> [PROBLEM DESCRIPTION]
In the records that follow, find each line with the word "parts" and copy it.

> [EXTRACTED INFORMATION]
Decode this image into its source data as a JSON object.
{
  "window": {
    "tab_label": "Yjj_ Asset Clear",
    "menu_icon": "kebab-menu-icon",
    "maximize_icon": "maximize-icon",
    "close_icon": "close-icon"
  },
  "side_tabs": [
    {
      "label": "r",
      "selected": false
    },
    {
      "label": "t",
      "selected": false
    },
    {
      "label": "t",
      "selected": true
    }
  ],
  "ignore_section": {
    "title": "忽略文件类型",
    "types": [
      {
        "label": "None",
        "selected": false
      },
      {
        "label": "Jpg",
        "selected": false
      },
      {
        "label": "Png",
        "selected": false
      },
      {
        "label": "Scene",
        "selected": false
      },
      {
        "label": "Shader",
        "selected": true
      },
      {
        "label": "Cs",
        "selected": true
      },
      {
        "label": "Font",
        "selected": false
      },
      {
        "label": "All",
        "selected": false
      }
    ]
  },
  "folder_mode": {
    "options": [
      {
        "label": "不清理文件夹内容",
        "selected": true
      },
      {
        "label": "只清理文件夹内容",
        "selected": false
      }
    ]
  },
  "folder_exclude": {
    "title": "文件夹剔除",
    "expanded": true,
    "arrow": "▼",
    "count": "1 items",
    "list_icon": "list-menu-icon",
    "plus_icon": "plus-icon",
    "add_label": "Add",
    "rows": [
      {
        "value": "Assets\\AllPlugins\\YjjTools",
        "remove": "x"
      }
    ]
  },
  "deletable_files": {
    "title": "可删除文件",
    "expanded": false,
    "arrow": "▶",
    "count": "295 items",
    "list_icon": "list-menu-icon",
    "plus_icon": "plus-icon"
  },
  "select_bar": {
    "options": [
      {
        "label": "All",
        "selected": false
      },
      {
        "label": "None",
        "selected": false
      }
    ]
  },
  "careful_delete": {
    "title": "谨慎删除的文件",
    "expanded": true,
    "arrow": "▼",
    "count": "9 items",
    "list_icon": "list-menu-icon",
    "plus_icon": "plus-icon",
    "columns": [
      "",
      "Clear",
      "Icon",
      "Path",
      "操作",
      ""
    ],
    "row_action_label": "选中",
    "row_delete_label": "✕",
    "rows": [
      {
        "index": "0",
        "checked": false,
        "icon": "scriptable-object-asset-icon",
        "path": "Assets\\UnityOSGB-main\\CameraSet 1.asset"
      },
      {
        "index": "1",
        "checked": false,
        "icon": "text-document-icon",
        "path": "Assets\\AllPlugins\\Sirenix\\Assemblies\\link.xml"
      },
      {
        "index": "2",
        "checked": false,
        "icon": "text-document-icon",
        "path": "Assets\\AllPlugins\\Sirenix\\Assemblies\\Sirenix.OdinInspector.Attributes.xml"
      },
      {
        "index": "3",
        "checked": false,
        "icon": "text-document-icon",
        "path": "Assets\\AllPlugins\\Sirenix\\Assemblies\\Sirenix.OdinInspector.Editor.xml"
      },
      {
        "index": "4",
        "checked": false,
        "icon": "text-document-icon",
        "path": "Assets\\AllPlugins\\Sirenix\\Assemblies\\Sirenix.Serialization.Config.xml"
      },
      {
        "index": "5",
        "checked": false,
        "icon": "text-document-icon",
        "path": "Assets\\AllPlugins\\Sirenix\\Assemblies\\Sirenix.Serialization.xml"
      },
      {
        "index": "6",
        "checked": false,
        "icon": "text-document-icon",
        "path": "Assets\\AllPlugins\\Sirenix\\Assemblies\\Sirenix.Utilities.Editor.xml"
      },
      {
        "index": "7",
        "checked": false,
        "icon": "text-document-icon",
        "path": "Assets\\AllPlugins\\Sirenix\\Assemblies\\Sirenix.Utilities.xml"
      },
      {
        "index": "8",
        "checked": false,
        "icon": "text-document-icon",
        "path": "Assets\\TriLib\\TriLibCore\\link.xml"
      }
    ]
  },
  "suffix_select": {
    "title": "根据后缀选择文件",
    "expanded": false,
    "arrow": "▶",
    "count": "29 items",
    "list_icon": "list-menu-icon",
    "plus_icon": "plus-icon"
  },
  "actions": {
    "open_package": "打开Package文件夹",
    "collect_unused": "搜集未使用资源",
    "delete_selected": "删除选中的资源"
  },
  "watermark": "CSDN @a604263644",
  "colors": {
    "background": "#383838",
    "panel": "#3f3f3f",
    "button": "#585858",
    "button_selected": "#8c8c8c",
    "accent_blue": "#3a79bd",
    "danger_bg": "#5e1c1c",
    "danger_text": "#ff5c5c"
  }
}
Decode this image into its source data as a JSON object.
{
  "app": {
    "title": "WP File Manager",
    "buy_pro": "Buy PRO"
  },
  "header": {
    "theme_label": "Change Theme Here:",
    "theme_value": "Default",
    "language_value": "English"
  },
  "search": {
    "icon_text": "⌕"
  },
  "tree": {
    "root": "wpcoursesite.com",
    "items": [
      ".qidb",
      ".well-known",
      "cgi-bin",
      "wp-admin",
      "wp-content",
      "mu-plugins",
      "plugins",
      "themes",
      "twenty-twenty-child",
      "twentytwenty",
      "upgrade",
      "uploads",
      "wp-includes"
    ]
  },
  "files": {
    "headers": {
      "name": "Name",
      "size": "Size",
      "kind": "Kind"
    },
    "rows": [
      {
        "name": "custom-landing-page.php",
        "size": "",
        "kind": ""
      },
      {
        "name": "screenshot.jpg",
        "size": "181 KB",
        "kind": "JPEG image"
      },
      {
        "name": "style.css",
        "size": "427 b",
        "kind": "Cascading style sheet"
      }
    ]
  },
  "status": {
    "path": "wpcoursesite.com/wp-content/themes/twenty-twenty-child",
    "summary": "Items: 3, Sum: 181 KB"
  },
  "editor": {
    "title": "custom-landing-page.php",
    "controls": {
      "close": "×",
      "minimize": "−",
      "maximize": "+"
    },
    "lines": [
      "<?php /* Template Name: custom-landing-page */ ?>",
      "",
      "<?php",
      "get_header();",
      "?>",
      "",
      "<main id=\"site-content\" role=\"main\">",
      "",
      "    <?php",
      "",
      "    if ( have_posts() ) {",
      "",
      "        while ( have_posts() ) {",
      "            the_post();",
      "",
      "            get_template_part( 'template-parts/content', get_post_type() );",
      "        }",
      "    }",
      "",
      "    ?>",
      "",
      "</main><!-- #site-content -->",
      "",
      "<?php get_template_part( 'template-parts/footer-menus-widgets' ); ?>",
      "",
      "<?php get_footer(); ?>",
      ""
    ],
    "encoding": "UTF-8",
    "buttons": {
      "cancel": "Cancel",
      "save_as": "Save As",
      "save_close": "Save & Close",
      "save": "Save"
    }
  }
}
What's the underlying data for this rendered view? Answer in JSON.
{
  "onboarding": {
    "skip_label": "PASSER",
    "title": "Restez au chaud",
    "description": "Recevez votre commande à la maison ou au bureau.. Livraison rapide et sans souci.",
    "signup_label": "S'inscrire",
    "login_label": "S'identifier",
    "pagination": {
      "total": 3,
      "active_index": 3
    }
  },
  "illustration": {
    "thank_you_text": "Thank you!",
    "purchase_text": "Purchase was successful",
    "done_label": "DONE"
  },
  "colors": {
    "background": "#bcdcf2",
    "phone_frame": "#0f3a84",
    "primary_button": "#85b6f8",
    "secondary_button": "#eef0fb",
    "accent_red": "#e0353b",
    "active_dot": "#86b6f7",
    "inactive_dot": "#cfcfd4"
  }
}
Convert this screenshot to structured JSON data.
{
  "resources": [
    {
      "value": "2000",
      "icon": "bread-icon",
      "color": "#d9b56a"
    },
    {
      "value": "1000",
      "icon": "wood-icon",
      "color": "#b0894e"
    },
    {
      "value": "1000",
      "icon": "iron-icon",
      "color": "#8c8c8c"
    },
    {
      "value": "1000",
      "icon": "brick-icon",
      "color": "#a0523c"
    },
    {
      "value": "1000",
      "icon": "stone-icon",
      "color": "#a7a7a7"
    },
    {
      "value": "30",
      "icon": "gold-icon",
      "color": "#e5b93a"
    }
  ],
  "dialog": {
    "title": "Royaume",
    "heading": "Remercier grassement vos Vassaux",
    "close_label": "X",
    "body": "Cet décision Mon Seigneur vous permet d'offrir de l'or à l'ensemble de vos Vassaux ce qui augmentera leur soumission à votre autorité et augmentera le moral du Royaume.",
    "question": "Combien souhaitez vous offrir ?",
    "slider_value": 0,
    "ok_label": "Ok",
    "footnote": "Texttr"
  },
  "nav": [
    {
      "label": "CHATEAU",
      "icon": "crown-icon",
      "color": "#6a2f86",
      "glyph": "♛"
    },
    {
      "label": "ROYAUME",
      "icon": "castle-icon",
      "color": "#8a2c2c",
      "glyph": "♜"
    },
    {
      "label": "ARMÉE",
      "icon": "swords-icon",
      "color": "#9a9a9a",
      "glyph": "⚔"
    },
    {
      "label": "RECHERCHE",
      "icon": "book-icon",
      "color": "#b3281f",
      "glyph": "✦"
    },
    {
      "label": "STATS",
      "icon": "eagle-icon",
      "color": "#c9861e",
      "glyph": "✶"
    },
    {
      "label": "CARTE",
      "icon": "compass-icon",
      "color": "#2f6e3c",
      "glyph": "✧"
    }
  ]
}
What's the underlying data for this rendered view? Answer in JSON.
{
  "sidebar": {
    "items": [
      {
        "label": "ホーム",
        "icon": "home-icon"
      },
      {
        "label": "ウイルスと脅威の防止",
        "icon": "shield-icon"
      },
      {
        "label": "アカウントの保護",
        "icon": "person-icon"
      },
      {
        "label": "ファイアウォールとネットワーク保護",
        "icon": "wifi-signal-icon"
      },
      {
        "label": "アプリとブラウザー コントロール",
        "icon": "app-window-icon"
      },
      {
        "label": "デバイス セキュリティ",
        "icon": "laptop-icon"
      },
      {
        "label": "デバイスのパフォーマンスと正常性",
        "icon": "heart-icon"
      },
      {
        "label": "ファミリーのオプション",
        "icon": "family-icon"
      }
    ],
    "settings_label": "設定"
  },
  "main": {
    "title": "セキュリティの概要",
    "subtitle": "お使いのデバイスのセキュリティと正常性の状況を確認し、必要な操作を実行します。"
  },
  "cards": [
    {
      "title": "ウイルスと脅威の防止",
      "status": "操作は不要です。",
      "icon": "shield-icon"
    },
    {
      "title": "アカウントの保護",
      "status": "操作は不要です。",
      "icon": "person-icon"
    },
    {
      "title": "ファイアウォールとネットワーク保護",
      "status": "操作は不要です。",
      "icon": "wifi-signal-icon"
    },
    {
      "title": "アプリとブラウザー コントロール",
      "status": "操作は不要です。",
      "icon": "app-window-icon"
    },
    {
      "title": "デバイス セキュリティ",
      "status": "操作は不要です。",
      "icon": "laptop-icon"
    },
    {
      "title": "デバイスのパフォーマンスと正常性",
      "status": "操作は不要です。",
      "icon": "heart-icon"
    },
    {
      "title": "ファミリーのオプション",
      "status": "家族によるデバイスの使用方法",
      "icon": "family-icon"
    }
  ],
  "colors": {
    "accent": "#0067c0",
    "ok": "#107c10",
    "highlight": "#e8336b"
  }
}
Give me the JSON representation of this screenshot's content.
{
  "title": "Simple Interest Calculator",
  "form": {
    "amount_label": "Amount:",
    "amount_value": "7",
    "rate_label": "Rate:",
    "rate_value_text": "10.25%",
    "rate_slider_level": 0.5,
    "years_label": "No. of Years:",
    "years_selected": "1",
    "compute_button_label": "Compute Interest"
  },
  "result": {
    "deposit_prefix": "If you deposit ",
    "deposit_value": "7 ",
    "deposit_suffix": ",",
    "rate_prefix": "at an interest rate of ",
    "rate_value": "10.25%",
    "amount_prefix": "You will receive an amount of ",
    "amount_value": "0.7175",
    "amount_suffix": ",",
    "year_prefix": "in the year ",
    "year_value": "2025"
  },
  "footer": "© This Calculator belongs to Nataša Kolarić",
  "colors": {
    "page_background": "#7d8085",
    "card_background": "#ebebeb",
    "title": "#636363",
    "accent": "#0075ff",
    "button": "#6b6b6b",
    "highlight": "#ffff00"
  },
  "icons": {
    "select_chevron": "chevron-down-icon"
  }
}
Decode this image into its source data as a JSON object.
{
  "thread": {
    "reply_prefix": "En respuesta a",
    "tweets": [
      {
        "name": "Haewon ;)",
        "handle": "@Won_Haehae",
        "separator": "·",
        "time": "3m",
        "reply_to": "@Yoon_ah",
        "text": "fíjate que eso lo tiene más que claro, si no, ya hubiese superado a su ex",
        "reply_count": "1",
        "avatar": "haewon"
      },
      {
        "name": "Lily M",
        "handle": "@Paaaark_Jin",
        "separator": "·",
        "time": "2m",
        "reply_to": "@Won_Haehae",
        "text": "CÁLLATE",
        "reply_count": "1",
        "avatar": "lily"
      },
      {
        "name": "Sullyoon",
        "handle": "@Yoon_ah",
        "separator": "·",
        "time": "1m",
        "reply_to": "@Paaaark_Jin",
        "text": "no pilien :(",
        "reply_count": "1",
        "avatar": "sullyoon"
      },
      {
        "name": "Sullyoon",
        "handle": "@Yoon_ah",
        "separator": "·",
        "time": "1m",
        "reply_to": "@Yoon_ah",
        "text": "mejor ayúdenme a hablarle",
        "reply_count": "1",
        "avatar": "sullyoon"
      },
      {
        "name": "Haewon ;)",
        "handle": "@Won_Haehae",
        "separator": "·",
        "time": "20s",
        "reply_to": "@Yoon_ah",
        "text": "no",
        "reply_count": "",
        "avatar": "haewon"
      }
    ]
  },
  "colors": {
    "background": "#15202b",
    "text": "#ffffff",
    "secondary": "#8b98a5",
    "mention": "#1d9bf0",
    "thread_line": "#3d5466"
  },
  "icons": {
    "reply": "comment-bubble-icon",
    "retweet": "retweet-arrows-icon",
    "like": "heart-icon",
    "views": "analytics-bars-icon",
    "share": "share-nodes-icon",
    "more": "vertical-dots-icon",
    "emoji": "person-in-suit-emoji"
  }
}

> [ANSWER AREA]
      "            get_template_part( 'template-parts/content', get_post_type() );",
      "<?php get_template_part( 'template-parts/footer-menus-widgets' ); ?>",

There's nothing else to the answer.